India continued their utter dominance over England in coloured clothes, thumping, mauling and thrashing the hosts in the 4th ODI at Edgbaston to take an unassailable 3-0 lead in the five-match one-day international series.
England skipper Alastair Cook and coach Peter Moores had come into the game stressing the importance of the entire team gelling as a unit, and coming to the fore when needed, but yet another disappointing batting performance, and ridiculously dominant Indian batting put paid to those hopes, and how.
India, after asking their opponents to bat first, rolled over England for just 206 in 49.3 overs, with Bhuvneshwar Kumar (8-3-14-2), Mohammed Shami (7.3-1-28-3) and Ravindra Jadeja (10-0-40-2) making the ball talk, before Ajinkya Rahane (106, 100b, 10x4, 4x6) finally stepped up big with the bat, banishing those "got a start, but did not go all the way" ghosts in emphatic fashion en route to a maiden hundred.
Rahane and Shikhar Dhawan, who also rediscovered the feeling of scoring runs after a long, long wait, put on a stunning 183-run partnership for the first wicket to make mincemeat out of England's target and zoom India to the easiest of nine-wicket victories with a massive 19.3 overs to spare.
The moment England were bowled out for just 206, there was only going to be one winner.

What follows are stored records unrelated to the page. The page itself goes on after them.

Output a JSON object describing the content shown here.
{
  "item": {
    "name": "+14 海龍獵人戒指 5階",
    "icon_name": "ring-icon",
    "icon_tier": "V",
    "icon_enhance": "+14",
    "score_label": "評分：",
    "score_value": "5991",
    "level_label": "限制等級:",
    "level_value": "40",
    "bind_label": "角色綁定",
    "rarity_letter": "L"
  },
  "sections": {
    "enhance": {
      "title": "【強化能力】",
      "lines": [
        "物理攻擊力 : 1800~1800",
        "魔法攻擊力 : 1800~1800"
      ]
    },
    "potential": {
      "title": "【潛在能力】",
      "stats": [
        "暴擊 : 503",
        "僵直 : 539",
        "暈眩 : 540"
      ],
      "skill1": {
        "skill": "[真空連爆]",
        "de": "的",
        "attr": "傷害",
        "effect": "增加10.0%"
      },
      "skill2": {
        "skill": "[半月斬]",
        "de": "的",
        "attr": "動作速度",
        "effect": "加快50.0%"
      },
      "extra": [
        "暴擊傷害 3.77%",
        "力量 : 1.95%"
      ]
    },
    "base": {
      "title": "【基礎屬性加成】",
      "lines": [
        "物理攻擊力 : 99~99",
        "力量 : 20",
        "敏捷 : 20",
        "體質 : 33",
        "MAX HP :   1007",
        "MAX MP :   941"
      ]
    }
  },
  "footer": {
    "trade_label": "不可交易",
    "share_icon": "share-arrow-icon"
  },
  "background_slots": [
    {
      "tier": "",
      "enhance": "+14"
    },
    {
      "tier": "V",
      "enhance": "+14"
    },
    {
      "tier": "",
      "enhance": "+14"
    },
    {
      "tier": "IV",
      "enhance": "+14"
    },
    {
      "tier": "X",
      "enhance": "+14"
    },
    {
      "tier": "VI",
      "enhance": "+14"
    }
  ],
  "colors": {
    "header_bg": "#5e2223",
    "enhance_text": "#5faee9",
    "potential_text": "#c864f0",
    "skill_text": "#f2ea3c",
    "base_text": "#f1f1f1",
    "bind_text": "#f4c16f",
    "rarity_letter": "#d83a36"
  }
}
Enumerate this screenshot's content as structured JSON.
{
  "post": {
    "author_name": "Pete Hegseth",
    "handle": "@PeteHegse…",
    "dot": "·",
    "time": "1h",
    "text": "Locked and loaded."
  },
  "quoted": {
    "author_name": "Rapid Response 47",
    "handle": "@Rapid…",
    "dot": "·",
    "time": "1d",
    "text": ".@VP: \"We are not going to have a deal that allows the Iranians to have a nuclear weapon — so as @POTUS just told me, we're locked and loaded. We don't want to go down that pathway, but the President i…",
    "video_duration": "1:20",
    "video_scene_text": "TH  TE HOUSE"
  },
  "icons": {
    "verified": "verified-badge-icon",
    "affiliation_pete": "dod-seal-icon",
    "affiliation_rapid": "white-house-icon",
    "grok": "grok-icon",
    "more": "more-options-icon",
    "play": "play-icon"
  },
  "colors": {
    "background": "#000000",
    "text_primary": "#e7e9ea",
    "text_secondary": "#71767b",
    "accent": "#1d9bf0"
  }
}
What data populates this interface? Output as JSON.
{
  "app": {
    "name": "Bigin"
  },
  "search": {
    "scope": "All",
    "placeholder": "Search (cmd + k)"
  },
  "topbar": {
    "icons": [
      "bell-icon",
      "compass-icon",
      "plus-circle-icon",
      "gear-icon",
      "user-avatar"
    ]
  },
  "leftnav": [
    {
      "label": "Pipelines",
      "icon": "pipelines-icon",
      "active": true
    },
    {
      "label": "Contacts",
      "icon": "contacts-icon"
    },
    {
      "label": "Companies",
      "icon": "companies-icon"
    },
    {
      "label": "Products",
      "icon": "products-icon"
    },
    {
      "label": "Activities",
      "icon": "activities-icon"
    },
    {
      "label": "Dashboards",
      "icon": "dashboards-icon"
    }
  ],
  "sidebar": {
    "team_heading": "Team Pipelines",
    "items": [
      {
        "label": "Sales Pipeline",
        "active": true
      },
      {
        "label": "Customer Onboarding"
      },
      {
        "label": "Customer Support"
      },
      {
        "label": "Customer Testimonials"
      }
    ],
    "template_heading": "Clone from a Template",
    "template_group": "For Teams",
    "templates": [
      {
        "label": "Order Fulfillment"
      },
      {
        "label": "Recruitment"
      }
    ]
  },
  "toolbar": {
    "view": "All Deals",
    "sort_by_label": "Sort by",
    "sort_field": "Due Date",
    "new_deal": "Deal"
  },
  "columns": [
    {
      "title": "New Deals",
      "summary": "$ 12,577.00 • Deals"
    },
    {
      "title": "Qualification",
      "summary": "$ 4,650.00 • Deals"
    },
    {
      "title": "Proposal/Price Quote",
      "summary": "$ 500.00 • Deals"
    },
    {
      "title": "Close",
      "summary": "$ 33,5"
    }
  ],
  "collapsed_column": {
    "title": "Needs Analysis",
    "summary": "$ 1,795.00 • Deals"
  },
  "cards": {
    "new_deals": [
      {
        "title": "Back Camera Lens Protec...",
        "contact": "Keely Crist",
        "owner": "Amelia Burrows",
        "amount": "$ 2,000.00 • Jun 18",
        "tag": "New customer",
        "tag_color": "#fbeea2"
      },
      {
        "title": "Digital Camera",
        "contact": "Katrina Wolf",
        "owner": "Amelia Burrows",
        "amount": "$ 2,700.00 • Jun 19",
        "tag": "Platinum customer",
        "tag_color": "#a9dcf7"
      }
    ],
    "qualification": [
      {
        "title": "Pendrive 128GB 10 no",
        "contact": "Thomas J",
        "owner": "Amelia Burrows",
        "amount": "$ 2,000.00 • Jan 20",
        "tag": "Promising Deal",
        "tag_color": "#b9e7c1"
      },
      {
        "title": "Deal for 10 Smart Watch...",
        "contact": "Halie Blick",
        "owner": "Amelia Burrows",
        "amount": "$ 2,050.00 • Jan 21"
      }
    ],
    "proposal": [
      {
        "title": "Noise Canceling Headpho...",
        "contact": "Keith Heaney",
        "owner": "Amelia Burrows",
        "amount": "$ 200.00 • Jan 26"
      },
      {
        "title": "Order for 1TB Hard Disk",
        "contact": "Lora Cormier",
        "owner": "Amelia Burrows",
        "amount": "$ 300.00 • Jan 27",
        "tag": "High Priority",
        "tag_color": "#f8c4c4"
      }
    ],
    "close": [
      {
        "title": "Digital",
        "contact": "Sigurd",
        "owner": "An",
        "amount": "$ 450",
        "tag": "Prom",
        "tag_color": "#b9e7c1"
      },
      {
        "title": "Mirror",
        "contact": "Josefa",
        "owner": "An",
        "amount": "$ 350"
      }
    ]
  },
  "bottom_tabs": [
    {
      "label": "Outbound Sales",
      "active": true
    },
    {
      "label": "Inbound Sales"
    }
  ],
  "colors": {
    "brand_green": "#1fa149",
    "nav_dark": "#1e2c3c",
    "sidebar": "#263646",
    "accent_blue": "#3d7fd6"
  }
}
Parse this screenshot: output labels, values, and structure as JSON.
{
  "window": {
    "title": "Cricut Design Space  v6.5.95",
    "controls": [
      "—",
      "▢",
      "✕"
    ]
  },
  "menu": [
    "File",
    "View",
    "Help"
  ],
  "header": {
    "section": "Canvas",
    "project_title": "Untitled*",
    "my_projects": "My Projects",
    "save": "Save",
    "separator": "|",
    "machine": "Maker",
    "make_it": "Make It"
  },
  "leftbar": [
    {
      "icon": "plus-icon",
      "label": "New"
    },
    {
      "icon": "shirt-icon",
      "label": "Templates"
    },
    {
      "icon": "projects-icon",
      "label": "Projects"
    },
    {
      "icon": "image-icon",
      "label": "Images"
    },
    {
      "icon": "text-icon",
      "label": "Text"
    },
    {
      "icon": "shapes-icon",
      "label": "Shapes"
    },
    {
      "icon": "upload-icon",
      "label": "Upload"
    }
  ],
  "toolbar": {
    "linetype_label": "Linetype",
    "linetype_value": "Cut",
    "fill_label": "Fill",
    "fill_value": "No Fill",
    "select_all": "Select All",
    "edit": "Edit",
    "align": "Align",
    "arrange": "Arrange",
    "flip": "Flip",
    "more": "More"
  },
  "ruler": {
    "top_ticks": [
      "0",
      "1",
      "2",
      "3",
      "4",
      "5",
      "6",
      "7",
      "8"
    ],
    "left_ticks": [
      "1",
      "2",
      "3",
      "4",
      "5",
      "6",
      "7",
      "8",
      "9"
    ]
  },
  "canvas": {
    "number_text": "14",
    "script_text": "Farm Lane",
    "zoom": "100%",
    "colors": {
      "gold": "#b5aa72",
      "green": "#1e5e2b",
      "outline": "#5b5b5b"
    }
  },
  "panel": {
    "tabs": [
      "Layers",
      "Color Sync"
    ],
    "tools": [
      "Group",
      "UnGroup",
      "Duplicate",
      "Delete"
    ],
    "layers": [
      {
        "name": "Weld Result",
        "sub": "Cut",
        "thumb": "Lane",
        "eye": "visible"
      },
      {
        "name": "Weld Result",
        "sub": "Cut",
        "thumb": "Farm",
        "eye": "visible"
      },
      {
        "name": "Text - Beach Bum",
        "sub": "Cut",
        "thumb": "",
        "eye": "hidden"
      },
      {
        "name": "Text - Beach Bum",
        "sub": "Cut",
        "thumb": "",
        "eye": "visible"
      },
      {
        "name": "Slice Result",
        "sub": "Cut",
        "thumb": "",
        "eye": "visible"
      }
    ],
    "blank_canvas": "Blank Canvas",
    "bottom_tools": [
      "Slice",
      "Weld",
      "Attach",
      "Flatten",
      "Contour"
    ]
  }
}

The only question was how long India would take, and how many wickets they would lose on their way to making MS Dhoni the winningest Indian captain in ODI cricket with his 91st victory.
Even the visitors, though, would not have envisaged the manner in which they cantered home, with Rahane and Dhawan taking to England bowling like white on rice and annihilating the opposition in outstanding fashion.
Rahane was the main man in the chase, scoring those wonderful straight bat boundaries, while also picking the bowlers off over the infield at will. Dhawan (97 n.o., 81b, 11x4, 4x6) also finally found his groove, bringing out those drives through the offside again, and getting that feeling, he had lost for so long, back of scoring runs.
The duo put on 183 runs together in just 28.4 overs, leaving England utterly deflated and defeated, with Rahane easing to his first ODI hundred, before giving his wicket away as he looked to finish the game off in a hurry.
However, Dhawan, and Virat Kohli (1, 3b), a mere spectator as Dhawan took over the tonking of the England bowlers following Rahane's dismissal, saw India through to ensure easiest of victories.
Earlier, England's hopes of finding their mojo with the bat was left in tatters after just eight overs, with the hosts losing their top three batsmen.
Alex Hales (6, 7b, 1x4), fairly impressive in his first two ODIs, was the first to go, misreading a peach of an in-swinger from the near unplayable Bhuvneshwar to see his timber disturbed.
Captain Cook (9, 19b, 2x4) followed suit three balls later, guiding the ball straight to Suresh Raina at gully to give Bhuvneshwar his second wicket.
With England on 16 for two after just five overs, they needed a decent partnership, but Gary Balance (7, 19b, 1x4), brought in the place of Ian Bell, could not impress falling to Mohammed Shami after finding a leading edge through to Rahane at cover.
England were now in deep trouble at 23 for three, and a decent 80-run partnership between Joe Root (44, 81b, 2x4) and Eoin Morgan (32, 58b, 3x4), gave England hope which was raised further by a brilliant 67 (50b, 4x4, 3x6) by Moeen Ali. But after those early wickets, England were always up against it, despite Ali's best efforts, as India kept chipping away much to the delight of the majority Indian crowd yet again.